Should the word "population" occur in a line of the records, copy that line.

(Data records for software interfaces)
....................

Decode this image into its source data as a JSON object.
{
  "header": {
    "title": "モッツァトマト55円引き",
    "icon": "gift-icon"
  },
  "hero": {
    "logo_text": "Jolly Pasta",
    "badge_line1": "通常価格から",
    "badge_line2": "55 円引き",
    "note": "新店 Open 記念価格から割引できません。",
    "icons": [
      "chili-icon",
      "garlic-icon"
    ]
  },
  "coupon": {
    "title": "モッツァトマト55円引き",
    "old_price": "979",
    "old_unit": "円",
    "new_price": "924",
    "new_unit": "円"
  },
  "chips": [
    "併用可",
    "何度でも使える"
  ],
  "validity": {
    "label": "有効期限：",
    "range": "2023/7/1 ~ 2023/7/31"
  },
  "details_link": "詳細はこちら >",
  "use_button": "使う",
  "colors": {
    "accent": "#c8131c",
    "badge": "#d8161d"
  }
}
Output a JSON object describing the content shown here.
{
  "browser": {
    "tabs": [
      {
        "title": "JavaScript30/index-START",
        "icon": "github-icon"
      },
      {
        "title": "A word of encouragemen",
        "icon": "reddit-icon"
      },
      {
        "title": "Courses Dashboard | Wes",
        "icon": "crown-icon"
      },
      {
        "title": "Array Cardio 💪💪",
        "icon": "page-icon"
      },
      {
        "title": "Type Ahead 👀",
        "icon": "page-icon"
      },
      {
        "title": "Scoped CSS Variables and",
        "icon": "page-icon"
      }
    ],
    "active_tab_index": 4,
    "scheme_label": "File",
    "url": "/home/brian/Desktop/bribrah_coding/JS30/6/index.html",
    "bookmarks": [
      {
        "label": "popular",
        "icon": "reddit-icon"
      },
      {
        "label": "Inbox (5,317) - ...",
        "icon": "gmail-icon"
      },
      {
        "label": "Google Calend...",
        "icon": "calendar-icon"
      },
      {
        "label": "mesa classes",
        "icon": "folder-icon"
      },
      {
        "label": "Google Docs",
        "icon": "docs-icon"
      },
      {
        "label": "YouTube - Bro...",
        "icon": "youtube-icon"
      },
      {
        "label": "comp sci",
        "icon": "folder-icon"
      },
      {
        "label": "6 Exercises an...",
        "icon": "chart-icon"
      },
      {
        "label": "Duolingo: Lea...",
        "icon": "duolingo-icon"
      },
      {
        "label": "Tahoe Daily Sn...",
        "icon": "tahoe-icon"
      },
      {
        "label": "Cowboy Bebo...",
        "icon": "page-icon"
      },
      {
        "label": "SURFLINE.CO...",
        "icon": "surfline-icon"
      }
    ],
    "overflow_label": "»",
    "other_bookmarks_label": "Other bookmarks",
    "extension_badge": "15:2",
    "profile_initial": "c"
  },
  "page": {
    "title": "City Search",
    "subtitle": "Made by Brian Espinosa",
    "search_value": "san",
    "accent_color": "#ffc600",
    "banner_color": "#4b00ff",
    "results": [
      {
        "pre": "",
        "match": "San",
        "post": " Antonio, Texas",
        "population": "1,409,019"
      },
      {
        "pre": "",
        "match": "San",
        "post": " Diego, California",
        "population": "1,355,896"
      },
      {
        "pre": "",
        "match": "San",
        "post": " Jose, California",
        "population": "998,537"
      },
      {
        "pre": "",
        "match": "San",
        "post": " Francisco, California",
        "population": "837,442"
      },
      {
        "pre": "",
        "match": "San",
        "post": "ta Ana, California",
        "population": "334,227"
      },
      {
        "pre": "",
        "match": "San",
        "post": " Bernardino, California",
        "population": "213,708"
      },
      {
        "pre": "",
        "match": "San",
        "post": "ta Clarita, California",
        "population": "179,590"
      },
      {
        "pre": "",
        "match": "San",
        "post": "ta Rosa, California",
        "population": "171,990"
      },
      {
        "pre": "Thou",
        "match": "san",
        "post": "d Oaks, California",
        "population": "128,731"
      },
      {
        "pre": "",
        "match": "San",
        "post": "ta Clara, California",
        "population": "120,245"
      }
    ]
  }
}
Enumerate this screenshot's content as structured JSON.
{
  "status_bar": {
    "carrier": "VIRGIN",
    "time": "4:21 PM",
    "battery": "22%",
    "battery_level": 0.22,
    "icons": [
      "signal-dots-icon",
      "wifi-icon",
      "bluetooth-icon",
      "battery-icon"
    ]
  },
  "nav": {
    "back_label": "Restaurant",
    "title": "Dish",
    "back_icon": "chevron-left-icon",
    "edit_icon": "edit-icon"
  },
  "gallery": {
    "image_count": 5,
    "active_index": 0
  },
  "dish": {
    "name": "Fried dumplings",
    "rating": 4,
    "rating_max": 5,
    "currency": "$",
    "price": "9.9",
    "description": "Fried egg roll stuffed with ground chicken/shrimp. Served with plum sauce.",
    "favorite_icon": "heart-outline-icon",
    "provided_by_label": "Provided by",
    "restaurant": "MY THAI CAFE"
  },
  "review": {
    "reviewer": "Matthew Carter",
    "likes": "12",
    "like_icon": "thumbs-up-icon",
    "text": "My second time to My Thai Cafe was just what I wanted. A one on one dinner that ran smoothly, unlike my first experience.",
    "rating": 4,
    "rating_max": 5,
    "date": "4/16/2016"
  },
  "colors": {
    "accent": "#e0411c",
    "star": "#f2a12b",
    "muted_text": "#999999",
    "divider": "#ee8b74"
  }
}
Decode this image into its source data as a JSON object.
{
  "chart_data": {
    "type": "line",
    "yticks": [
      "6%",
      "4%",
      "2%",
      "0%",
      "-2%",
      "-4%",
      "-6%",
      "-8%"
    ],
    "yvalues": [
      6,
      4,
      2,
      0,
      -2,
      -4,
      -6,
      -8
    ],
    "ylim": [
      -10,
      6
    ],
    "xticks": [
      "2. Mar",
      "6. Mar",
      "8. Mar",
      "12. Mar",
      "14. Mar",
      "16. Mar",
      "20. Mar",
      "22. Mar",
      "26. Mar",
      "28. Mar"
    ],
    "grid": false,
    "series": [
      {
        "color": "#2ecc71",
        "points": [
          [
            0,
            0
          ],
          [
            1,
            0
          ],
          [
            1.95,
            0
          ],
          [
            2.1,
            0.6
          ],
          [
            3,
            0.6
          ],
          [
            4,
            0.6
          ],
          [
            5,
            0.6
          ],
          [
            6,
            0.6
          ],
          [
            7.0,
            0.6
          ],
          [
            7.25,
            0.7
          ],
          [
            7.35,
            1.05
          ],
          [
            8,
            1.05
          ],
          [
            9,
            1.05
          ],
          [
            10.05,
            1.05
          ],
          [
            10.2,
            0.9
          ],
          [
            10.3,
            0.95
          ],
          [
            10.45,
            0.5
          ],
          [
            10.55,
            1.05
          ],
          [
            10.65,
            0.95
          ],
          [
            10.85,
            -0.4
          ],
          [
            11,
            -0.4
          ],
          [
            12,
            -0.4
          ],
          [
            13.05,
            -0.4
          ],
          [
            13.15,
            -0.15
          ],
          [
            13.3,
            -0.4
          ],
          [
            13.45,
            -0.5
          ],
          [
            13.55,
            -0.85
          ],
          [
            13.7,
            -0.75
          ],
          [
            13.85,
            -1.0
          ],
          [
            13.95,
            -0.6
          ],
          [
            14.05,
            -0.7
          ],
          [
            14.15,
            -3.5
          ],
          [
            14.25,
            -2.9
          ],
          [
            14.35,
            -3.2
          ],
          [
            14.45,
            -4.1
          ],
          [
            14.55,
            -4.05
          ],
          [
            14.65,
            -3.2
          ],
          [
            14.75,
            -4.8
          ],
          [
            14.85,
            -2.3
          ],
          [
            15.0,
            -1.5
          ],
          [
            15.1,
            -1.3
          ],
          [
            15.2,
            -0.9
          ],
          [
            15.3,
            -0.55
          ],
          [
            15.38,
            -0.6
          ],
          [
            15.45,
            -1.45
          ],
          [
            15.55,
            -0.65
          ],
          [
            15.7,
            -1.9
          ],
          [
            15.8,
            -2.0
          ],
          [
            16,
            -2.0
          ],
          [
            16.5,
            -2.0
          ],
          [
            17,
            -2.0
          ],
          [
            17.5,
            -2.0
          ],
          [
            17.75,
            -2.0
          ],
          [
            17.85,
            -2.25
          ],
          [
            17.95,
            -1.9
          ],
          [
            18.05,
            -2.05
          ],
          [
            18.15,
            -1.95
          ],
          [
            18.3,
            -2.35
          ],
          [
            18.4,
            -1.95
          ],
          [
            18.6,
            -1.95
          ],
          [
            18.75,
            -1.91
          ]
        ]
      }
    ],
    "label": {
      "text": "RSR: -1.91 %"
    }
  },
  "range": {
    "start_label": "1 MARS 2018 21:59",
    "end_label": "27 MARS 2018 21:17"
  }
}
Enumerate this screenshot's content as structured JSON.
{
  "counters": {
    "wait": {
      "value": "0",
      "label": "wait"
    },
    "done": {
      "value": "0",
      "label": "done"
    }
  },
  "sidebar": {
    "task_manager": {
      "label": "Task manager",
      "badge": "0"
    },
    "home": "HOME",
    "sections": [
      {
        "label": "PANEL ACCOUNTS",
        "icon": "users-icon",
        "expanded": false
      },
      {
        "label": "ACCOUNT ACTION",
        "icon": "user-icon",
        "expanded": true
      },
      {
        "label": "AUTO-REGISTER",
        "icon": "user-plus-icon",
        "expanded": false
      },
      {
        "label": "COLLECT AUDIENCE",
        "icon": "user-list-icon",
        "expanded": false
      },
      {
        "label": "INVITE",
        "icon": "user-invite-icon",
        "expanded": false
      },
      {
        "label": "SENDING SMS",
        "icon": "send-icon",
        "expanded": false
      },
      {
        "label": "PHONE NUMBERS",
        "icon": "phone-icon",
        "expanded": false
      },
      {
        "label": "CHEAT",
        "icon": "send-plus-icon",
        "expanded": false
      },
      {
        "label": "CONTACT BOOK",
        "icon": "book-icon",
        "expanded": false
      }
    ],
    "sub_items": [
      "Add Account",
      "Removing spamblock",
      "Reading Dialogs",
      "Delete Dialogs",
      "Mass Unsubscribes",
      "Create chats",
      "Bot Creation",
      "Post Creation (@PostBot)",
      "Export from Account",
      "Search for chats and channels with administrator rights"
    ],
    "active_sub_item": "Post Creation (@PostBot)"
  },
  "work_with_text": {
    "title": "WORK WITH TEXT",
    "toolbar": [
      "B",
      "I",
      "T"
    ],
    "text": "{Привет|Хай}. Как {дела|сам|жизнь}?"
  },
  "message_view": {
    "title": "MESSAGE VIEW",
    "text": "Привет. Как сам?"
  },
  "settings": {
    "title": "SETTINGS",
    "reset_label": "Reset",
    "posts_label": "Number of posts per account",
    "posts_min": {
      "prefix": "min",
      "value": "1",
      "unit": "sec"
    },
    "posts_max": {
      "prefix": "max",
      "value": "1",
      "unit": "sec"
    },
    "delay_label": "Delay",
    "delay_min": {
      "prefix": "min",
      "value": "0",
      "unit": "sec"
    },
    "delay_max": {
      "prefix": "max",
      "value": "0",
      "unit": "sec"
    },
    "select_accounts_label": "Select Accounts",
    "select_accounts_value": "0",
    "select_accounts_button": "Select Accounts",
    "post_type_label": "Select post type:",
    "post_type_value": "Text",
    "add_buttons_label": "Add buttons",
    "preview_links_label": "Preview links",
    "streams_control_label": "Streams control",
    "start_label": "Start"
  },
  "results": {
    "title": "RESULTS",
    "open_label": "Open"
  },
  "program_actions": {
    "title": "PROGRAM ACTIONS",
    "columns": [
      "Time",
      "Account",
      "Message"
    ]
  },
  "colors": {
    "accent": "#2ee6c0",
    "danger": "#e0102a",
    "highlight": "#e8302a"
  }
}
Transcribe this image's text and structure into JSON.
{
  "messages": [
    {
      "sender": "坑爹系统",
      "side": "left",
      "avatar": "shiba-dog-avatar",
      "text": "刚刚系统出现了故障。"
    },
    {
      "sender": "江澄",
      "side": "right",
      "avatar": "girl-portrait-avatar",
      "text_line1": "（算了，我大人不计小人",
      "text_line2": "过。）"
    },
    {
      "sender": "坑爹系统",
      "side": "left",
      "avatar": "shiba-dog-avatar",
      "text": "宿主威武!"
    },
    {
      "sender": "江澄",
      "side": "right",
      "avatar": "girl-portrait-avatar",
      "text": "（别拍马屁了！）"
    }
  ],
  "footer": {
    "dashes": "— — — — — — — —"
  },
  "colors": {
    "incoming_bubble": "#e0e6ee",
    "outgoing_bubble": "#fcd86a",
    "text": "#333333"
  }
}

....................

SOLUTION FOR THIS PROBLEM —
        "population": "1,409,019"
        "population": "1,355,896"
        "population": "998,537"
        "population": "837,442"
        "population": "334,227"
        "population": "213,708"
        "population": "179,590"
        "population": "171,990"
        "population": "128,731"
        "population": "120,245"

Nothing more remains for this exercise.